To the editor:
A column was recently posted in the Sun that was quite optimistic on the future of Blockchain technology.
I think it's necessary to curb expectations of something that hasn't proven itself useful to common folk in any meaningful way. Blockchain tech is slow, has fees at every step of every transaction, and requires massive amounts of time, money and energy to reap the benefits.
What this means is the biggest winners of the crypto boom are who they've always been: Wall Street-finance types with money to spend and people to scam, or wealthy people with time on their hands.
It has proven itself the opposite of the great equalizer some advocates have made it out to be. We have been told to dismiss this, but that's a tough order when crypto scams are far from the exception. Waving away every scam coin (or scam NFT) in the history of Blockchain is to erase most of its history.
But the stranger (and more concerning) part is the proposed solution: government regulation. Cryptocurrency is decentralized. It isn't tied to any government or financial institution, and claims to be completely anonymous. Crypto was supposed to revolutionize our financial world because of these things, not in spite of them. We are being told the best solution for crypto's most glaring problems is the exact thing it was created to avoid. A solution in opposition to cryptocurrency's most defining characteristics is a contradictory doubling-back, regulation only solves the problems that crypto itself created. There are good reasons most institutions have not adopted Blockchain tech in any meaningful way.
Governments, universities, hospitals and fortune 500 companies have no interest in putting their most valuable information on an easily-accessible platform.

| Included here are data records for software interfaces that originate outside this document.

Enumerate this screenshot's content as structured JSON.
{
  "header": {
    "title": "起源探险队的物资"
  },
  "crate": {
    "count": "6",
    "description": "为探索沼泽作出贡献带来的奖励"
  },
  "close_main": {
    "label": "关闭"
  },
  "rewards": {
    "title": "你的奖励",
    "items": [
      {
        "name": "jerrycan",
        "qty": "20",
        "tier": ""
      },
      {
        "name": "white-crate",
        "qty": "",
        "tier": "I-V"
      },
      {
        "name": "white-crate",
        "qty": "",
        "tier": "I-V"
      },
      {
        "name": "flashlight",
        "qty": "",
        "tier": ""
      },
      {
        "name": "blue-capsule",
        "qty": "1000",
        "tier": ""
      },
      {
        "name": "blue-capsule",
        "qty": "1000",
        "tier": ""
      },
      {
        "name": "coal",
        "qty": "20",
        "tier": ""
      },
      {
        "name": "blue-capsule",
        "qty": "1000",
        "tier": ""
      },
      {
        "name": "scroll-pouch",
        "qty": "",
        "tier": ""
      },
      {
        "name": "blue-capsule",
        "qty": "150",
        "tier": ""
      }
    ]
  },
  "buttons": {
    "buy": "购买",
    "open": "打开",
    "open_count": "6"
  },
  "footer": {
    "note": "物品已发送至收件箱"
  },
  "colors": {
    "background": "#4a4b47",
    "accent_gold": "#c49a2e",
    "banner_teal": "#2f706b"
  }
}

If Blockchain is the future of the internet, people should be told as a warning, not an assurance.